Florida experiences and endures some of the United States’ hottest days on record each year. With that, there is a trickle-down effect of climate change across the Sunshine State, and in particular, Miami.
But a group of concerned residents have gathered weekly this year to combat the issue. And while they realize how imposing the challenge is, they walk away each weekend with their heads held high, knowing they did their part.
Alejandro Mejia gets together every Sunday with other Miami-Dade County residents to pick up trash left behind on South Florida’s beaches.
“Littering and climate change go hand in hand,” said the 27-year-old activist, who began this project a few months ago when he had a beach day and was saddened by all the garbage found along South Point’s beach. “People do not realize the effects littering has on our planet. When garbage gets dumped into the ocean, and even our landfills, it does not break down properly, which causes gasses that go straight into our atmosphere.”
The National Center for Environmental Information, which is operated by the National Oceanic and Atmospheric Administration, oversees the gathering of information on climate change. Together, these outfits examine today’s climate compared to 30 years ago. Florida, of course, is traditionally on their radar. In fact, these groups have revealed that the state is approximately 5 percent wetter than it was just three decades ago. This raises concern as to whether Florida will be completely submerged in water someday. After all, according to reports, Florida’s sea levels are expected to rise more than a foot by the year 2050.

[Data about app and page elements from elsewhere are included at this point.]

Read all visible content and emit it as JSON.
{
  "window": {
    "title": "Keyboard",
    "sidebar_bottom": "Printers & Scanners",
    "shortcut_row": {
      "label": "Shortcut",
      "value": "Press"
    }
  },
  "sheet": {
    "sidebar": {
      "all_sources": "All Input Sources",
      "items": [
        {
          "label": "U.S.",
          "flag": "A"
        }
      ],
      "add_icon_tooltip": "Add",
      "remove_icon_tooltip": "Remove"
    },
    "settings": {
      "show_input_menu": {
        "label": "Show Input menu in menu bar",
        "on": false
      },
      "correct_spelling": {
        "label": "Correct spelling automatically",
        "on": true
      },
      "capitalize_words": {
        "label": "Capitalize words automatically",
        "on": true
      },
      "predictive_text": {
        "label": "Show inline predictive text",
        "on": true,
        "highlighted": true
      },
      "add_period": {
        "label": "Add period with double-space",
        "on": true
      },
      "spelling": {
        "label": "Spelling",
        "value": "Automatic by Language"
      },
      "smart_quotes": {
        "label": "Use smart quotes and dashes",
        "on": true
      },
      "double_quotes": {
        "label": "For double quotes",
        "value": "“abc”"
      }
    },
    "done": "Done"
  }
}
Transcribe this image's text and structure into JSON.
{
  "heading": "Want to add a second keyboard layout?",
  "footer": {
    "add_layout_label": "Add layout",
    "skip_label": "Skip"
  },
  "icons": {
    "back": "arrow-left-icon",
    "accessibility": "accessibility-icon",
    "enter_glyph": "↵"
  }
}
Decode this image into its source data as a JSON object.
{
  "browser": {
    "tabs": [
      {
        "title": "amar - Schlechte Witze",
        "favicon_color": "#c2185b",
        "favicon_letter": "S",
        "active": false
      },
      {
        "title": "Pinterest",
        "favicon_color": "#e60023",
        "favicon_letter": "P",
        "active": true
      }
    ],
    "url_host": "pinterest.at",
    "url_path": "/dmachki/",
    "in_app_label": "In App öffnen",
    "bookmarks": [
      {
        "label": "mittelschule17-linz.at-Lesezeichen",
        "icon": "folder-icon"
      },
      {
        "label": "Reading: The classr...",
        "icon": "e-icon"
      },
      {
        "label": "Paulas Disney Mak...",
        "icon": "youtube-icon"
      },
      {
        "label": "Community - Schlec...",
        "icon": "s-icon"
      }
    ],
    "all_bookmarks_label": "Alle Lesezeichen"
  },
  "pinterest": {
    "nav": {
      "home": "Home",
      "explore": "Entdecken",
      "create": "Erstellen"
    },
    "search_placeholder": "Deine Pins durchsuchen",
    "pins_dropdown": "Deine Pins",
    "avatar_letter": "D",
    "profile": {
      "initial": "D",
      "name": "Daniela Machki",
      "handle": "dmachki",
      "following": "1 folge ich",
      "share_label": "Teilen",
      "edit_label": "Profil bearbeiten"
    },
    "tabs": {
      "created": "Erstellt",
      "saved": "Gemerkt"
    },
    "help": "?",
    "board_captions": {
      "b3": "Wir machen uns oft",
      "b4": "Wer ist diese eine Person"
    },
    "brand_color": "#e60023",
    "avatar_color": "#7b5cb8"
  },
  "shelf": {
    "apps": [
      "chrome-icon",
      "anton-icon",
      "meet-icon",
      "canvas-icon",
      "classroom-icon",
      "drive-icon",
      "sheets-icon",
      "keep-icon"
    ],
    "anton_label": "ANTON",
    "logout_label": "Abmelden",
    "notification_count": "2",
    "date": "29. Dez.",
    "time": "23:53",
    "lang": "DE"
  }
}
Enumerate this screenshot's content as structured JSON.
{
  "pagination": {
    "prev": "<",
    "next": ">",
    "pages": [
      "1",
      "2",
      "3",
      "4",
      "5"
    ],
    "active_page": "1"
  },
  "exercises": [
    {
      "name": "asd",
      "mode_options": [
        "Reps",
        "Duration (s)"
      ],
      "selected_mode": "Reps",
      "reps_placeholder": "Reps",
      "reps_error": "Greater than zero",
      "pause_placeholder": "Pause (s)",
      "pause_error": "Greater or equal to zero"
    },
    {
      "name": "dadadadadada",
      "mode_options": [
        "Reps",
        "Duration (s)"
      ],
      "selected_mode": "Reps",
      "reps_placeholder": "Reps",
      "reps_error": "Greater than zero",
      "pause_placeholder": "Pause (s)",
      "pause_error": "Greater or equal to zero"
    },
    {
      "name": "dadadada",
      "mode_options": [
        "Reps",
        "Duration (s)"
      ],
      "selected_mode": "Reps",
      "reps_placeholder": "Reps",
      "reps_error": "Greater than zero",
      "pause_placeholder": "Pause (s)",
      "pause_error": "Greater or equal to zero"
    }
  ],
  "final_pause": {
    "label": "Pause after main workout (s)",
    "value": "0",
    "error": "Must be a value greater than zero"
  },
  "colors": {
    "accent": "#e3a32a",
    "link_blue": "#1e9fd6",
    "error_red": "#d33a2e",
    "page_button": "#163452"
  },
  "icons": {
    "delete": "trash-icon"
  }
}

Water levels aside, Florida temperatures play into this mix, as well. The state routinely sees the effects that rises in temperature cause, and that’s not likely going away anytime soon.
“This heat not only threatens our air quality here in Florida, [but] human and wildlife are also affected,” said Sagrado Ruiz, who has a degree in environmental engineering. “It takes a toll on the severity of hurricanes we see. So many factors come in to play when we look at the damage climate change is causing.”
Ruiz explained that while he and thousands of engineers worldwide are working hard to continue to find ways to lead an innovative and healthier existence, all while protecting the environment, people can also do their part.
“Recycle, ditch the plastic, if possible, switching to solar panels, buy sustainable, eat smarter, the list is endless,” he said, emphasizing that the future of our planet is a collective effort.
Florida is among the top ten hottest states in the United States, according to World Population Review, and Miami is the hottest city in the state. Florida currently has about 25 annual “dangerous heat” days, which means the temperatures reach at least 103 degrees. Due to the change in climate and weather patterns, experts are predicting that by 2050 there will be around 130 “dangerous heat” days a year in the state, and plenty of that will be felt in Miami.
“This is my city. I was born and raised in the ‘305,’” Mejia said, adding that he hopes to expand his efforts to other parts of the state soon. “It’s our job to take care of this place, not just for us, but for the next generation.”
For now, though, Mejia is focusing on South Beach, and given the national exposure in such a marquee area of South Florida, he hopes in due time this can become an effort that has national notoriety and support.
A major concern along South Florida’s beaches, South Beach included, is Algal Bloom, an extremely toxic algae that has specific, dangerous types in Red Tide and Blue Green Algae. Scientists have found that Red Tide thrives in warmer waters and feeds off pollutants such as nitrogen and wastewater.
And Florida is a hotspot for these. In 2018, Tampa Bay had one of the worst cases of Algal Bloom, which killed 2,000 tons of marine life from fish to turtles to even dolphins. Not only was this detrimental to the ecosystem, it also caused around $8 billion in losses to statewide businesses.
Nathalie Alfaro is a long-time resident of Tampa and recalls vividly how traumatizing it was to see all the fish wash up onshore.
“The smell was unbearable,” said Alfaro, who expressed frustration at the length of time she had to wait to simply have a “normal” beach day. “I went for a beach day with my family that was in town at the time from San Diego and we had to leave because the rotten fish smell was disgusting.”
“It’s sad to see how much the world is changing, especially because of the imprint we leave on this planet.”
If nothing else, Mejia and Co. are passionately working on that imprint … one weekend at a time.